On November 25th, 1997, the barque Picton Castle, a three-masted, square-rigged tall ship, headed out from Lunenburg, Nova Scotia on a voyage around the world. Aboard ship a shifting crew of thirty, a combination of professional sailors and paying crew who were out $32,500 for the privilege of working “crew before the mast,” would travel for over a year and half, calling in at ports as exotic and varied as Aruba, Somoa, Bali and Zanzibar.
Fair Wind and Plenty of It tells the story of an obsession, as Captain Dan Moreland, driven by a desire to make his mark in the world of traditional sail, rallies forces to convert a sixty-nine-year-old North Sea trawler into a seaworthy tall ship, and then assembles the crew to sail it. It’s the story of the uneasy balance that is achieved on board, where insubordination and rancour must be kept in line among a crew whose only connection is their common desire to be part of this journey. And it is Rigel’s story: a man who was conceived the day his father laid the keel for his first boat, whose mother was a sailmaker, and who has to reconcile his family legacy with his own need to understand why he must take part in the voyage of the barque Picton Castle.

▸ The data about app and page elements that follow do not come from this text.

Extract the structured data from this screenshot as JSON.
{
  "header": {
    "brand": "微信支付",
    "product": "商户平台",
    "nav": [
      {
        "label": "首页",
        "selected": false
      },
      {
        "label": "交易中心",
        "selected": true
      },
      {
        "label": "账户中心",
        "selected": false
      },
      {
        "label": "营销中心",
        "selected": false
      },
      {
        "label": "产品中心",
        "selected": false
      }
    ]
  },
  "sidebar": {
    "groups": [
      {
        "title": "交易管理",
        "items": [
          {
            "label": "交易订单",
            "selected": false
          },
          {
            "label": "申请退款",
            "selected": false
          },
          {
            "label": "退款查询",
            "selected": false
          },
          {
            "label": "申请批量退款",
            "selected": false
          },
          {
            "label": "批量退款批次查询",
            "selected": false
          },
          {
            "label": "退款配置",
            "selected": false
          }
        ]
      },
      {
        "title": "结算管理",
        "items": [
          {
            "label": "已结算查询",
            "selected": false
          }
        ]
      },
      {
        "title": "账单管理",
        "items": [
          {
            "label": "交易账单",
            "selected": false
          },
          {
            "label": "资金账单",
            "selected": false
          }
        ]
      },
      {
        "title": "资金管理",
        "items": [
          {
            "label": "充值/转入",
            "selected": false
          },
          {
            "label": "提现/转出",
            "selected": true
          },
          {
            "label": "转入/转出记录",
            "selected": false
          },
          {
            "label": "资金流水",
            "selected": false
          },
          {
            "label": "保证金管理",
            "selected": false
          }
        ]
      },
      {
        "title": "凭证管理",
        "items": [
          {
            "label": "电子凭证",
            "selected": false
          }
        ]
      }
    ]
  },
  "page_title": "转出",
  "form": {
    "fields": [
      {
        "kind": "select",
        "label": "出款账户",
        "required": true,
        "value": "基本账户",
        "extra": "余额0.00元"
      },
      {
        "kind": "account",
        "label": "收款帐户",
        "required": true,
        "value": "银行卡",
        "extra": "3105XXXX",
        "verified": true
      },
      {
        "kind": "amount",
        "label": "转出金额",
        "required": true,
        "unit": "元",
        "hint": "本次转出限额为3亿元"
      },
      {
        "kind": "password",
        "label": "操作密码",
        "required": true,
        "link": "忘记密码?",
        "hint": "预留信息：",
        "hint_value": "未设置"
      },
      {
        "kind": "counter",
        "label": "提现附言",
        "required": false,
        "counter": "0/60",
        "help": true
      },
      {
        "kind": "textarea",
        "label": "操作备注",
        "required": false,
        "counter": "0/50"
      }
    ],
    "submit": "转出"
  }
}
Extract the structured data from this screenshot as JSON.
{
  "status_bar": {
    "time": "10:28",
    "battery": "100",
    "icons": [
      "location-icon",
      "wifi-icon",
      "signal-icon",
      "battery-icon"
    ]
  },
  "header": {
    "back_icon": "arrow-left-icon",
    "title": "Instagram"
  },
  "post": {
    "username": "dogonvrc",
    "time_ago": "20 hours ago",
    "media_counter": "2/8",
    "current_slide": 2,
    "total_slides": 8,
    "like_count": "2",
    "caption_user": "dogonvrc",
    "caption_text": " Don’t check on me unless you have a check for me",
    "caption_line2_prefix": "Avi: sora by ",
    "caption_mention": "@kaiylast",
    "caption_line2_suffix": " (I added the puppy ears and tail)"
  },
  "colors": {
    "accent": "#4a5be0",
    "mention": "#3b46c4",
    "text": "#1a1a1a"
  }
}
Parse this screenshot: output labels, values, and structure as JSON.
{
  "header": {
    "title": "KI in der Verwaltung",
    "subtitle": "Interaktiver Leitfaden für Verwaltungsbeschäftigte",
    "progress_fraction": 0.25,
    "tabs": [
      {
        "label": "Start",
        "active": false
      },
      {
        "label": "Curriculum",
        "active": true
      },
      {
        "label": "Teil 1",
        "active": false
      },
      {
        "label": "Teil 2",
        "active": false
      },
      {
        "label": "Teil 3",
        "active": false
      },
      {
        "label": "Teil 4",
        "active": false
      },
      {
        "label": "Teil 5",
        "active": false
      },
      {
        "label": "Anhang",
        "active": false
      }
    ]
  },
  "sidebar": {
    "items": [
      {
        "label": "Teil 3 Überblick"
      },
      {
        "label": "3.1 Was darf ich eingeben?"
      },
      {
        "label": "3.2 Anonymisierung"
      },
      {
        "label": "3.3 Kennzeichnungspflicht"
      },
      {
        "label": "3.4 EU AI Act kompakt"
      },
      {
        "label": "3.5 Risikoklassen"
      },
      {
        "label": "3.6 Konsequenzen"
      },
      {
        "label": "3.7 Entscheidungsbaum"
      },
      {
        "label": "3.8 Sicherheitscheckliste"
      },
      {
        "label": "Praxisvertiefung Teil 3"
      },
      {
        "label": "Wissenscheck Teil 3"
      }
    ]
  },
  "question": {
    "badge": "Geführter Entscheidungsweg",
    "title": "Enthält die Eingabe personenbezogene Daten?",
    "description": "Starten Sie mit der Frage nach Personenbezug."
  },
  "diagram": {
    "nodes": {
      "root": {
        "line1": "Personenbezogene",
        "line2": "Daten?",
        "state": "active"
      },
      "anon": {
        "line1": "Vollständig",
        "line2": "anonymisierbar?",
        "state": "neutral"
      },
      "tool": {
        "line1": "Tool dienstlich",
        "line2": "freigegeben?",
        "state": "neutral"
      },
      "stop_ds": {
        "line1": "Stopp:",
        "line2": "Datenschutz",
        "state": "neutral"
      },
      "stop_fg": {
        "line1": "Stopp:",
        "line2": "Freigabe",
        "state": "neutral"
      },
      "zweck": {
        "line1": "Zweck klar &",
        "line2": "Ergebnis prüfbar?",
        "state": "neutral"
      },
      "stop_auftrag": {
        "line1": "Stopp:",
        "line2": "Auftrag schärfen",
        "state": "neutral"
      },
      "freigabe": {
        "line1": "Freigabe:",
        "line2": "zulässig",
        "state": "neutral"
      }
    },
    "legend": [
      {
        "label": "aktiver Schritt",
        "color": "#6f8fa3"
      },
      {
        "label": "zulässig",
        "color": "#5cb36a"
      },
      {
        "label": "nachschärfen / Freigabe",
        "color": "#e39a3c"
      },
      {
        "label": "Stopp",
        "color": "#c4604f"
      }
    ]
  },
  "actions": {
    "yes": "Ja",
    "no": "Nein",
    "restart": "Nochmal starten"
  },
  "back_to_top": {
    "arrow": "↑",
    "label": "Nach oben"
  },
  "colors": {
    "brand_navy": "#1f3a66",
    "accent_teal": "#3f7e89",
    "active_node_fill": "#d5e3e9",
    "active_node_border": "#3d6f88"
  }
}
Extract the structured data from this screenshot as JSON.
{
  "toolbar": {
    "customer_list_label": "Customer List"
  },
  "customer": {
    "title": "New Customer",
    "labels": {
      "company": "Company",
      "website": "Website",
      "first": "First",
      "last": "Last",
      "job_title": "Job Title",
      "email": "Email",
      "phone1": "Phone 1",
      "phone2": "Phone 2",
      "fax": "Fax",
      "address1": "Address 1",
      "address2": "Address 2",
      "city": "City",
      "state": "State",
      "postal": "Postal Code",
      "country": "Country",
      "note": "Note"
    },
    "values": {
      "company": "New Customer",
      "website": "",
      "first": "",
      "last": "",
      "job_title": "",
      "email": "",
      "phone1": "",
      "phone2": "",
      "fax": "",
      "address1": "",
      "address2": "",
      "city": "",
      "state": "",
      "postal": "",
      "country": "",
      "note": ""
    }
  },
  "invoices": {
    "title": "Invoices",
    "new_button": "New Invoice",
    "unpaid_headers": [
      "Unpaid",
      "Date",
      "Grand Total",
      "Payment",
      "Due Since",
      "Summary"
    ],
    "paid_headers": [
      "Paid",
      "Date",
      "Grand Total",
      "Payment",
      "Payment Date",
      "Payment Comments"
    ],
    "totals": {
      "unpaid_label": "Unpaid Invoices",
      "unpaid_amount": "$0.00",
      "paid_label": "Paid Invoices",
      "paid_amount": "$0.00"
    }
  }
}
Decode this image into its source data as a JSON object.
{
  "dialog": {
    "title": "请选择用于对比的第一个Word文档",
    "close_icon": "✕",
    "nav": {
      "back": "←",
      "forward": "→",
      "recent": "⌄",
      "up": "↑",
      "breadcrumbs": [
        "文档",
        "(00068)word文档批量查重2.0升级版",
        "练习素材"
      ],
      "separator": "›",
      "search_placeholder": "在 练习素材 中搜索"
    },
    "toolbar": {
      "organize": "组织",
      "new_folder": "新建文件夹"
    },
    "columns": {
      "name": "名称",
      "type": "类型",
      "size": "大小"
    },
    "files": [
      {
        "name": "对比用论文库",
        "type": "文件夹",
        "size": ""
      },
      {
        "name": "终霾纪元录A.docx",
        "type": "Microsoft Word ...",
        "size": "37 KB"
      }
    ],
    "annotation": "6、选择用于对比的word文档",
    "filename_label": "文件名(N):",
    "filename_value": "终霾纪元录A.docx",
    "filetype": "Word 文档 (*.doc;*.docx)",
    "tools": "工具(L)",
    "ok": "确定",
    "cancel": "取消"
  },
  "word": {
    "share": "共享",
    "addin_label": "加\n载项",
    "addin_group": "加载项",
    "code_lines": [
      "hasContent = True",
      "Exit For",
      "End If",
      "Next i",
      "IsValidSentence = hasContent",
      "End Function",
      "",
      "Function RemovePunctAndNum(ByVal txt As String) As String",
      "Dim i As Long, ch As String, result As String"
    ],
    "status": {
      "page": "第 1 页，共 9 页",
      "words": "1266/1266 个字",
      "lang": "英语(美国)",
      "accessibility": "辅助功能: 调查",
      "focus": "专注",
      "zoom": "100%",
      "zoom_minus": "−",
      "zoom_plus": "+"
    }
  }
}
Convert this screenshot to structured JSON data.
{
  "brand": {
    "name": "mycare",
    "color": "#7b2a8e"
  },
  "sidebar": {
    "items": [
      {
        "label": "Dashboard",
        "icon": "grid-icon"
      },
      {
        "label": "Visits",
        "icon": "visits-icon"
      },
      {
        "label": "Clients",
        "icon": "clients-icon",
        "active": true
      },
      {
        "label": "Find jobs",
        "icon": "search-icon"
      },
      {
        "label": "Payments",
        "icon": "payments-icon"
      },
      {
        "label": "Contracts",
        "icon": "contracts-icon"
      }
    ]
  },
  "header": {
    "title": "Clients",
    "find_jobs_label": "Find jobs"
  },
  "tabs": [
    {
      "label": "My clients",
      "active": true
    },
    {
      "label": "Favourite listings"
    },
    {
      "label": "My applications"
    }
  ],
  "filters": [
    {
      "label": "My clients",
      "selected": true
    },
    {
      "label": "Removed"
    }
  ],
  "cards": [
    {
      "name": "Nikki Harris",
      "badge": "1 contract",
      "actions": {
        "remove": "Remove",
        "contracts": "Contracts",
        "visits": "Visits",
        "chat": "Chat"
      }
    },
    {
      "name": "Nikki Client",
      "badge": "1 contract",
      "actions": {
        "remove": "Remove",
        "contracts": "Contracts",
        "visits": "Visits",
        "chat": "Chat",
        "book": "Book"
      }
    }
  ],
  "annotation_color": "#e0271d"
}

In Fair Wind and Plenty of It, Rigel Crockett tells a tale of shipboard camaraderie, gut-wrenching struggles and the near-mutinies that marked the year-and-a half journey -- where fellow shipmates proved to be as perilous as the ever-present sea.
From the Hardcover edition.